last updated: December 18, 2009 06:49:25 AM
Sacramento's housing prices have tiptoed into positive territory for the first time in more than three years.
In November, Sacramento County's median sales price for resale homes rose from the same time a year earlier — the first time that's happened since May 2006.
La Jolla-based property researcher MDA DataQuick on Thursday pegged the county's November median sales price at $177,000 — up slightly from $175,000 in November 2008. The change in direction comes after 41 months of declines that slashed county prices by 55 percent from their mid-2005 peaks.
Though an encouraging signal that the free-fall in sales prices has ended, other factors are still adding stress in the real estate market. These include 12.3 percent unemployment in the capital region and widespread wage cuts that have sent 90-day mortgage delinquency rates skyrocketing to 11 percent, according to First American CoreLogic.
Nonetheless, November looked better than last year.
"This is the same across much of the state," said DataQuick analyst Andrew LePage. "At this point last year these price numbers were ridiculously low. Those were highly unusual markets with foreclosures ruling the day."

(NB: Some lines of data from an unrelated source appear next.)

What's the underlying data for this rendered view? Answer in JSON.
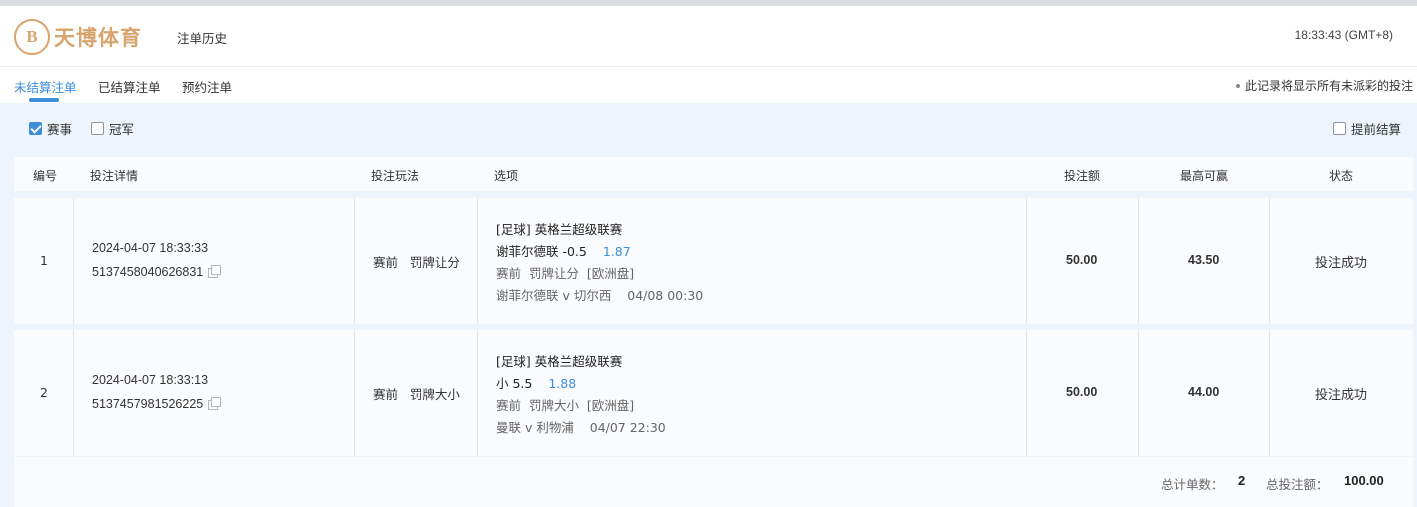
{
  "header": {
    "logo_mark": "B",
    "logo_text": "天博体育",
    "page_title": "注单历史",
    "clock": "18:33:43 (GMT+8)"
  },
  "tabs": [
    {
      "label": "未结算注单",
      "active": true
    },
    {
      "label": "已结算注单",
      "active": false
    },
    {
      "label": "预约注单",
      "active": false
    }
  ],
  "notice": "此记录将显示所有未派彩的投注",
  "filters": {
    "matches": {
      "label": "赛事",
      "checked": true
    },
    "outright": {
      "label": "冠军",
      "checked": false
    },
    "early_cashout": {
      "label": "提前结算",
      "checked": false
    }
  },
  "table": {
    "columns": [
      "编号",
      "投注详情",
      "投注玩法",
      "选项",
      "投注额",
      "最高可赢",
      "状态"
    ],
    "rows": [
      {
        "no": "1",
        "datetime": "2024-04-07 18:33:33",
        "ticket": "5137458040626831",
        "play": "赛前   罚牌让分",
        "league": "[足球] 英格兰超级联赛",
        "selection": "谢菲尔德联 -0.5",
        "odds": "1.87",
        "market": "赛前  罚牌让分  [欧洲盘]",
        "match": "谢菲尔德联 v 切尔西    04/08 00:30",
        "stake": "50.00",
        "max_win": "43.50",
        "status": "投注成功"
      },
      {
        "no": "2",
        "datetime": "2024-04-07 18:33:13",
        "ticket": "5137457981526225",
        "play": "赛前   罚牌大小",
        "league": "[足球] 英格兰超级联赛",
        "selection": "小 5.5",
        "odds": "1.88",
        "market": "赛前  罚牌大小  [欧洲盘]",
        "match": "曼联 v 利物浦    04/07 22:30",
        "stake": "50.00",
        "max_win": "44.00",
        "status": "投注成功"
      }
    ]
  },
  "footer": {
    "count_label": "总计单数：",
    "count_value": "2",
    "total_label": "总投注额：",
    "total_value": "100.00"
  },
  "colors": {
    "accent": "#3c8ddc",
    "brand_gold": "#d8a46d",
    "content_bg": "#eef4fb"
  }
}
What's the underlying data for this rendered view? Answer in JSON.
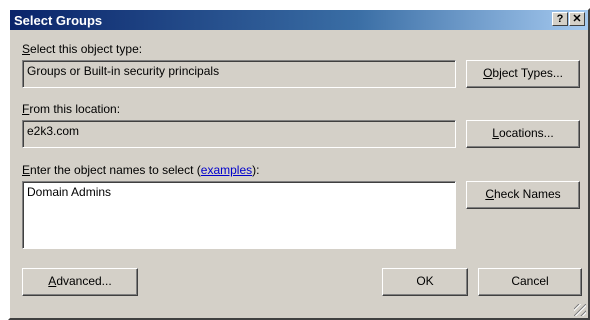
{
  "window": {
    "title": "Select Groups",
    "help_glyph": "?",
    "close_glyph": "✕"
  },
  "object_type": {
    "label_key": "S",
    "label_rest": "elect this object type:",
    "value": "Groups or Built-in security principals",
    "button_key": "O",
    "button_rest": "bject Types..."
  },
  "location": {
    "label_key": "F",
    "label_rest": "rom this location:",
    "value": "e2k3.com",
    "button_key": "L",
    "button_rest": "ocations..."
  },
  "names": {
    "label_key": "E",
    "label_mid": "nter the object names to select (",
    "link_text": "examples",
    "label_end": "):",
    "value": "Domain Admins",
    "check_key": "C",
    "check_rest": "heck Names"
  },
  "footer": {
    "advanced_key": "A",
    "advanced_rest": "dvanced...",
    "ok_label": "OK",
    "cancel_label": "Cancel"
  }
}
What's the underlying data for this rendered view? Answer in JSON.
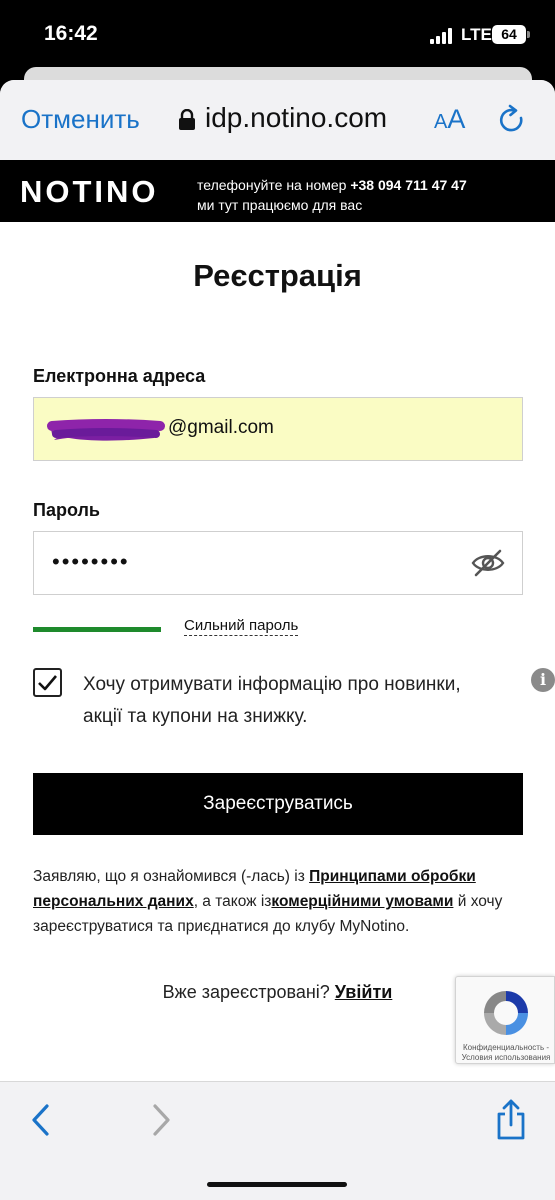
{
  "status_bar": {
    "time": "16:42",
    "network": "LTE",
    "battery": "64"
  },
  "browser": {
    "cancel_label": "Отменить",
    "url": "idp.notino.com",
    "text_size_small": "A",
    "text_size_big": "A",
    "icons": [
      "lock-icon",
      "reload-icon",
      "back-icon",
      "forward-icon",
      "share-icon"
    ]
  },
  "header": {
    "logo": "NOTINO",
    "phone_prefix": "телефонуйте на номер",
    "phone_number": "+38 094 711 47 47",
    "phone_line2": "ми тут працюємо для вас"
  },
  "form": {
    "title": "Реєстрація",
    "email_label": "Електронна адреса",
    "email_value": "@gmail.com",
    "password_label": "Пароль",
    "password_value": "••••••••",
    "strength_label": "Сильний пароль",
    "newsletter_checked": true,
    "newsletter_text": "Хочу отримувати інформацію про новинки, акції та купони на знижку.",
    "register_label": "Зареєструватись",
    "consent_part1": "Заявляю, що я ознайомився (-лась) із ",
    "consent_link1": "Принципами обробки персональних даних",
    "consent_part2": ", а також із",
    "consent_link2": "комерційними умовами",
    "consent_part3": " й хочу зареєструватися та приєднатися до клубу MyNotino.",
    "login_prompt": "Вже зареєстровані? ",
    "login_link": "Увійти"
  },
  "recaptcha": {
    "line1": "Конфиденциальность -",
    "line2": "Условия использования"
  },
  "colors": {
    "accent_blue": "#1a73c8",
    "strength_green": "#1e8a2c",
    "autofill_yellow": "#fafcc4"
  }
}
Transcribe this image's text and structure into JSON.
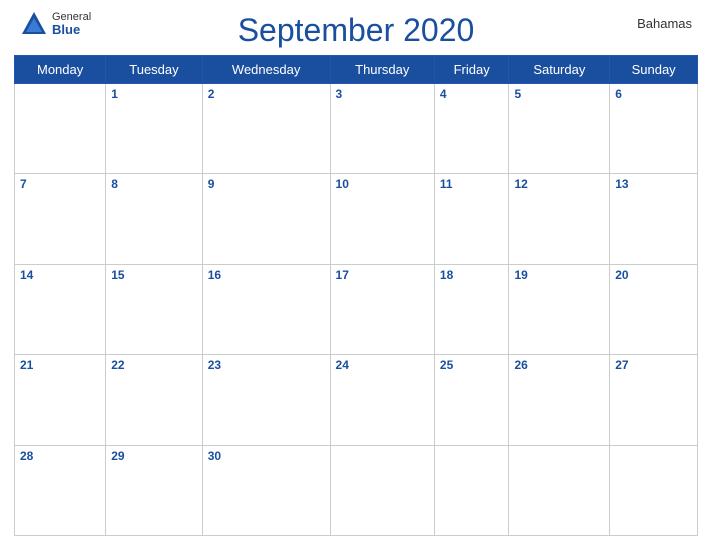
{
  "header": {
    "title": "September 2020",
    "country": "Bahamas",
    "logo": {
      "general": "General",
      "blue": "Blue"
    }
  },
  "calendar": {
    "weekdays": [
      "Monday",
      "Tuesday",
      "Wednesday",
      "Thursday",
      "Friday",
      "Saturday",
      "Sunday"
    ],
    "weeks": [
      {
        "days": [
          "",
          "1",
          "2",
          "3",
          "4",
          "5",
          "6"
        ]
      },
      {
        "days": [
          "7",
          "8",
          "9",
          "10",
          "11",
          "12",
          "13"
        ]
      },
      {
        "days": [
          "14",
          "15",
          "16",
          "17",
          "18",
          "19",
          "20"
        ]
      },
      {
        "days": [
          "21",
          "22",
          "23",
          "24",
          "25",
          "26",
          "27"
        ]
      },
      {
        "days": [
          "28",
          "29",
          "30",
          "",
          "",
          "",
          ""
        ]
      }
    ]
  }
}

Fewer foreclosure sales and more sales in pricier areas pushed Bay Area median values higher than last year for a second straight month to $387,000. The median is where half the homes cost more and half cost less. The Los Angeles region's year-over-year median price of $280,000 also steadied for the first time since September 2007.
What's driving this change?
"It's a very complicated answer," said Coldwell Banker real estate agent Carlos Kozlowski of Sacramento. In short, the cheap bank repos that accounted for 69 percent of sales last November in Sacramento County fell to 49 percent last month. Simultaneously, higher-cost home sales doubled in Land Park and east Sacramento from November 2008 to November 2009, DataQuick reported. Finally, banks are fixing up the houses they repossess so they can be sold at higher prices, Kozlowski said.
To read the complete article, visit www.sacbee.com.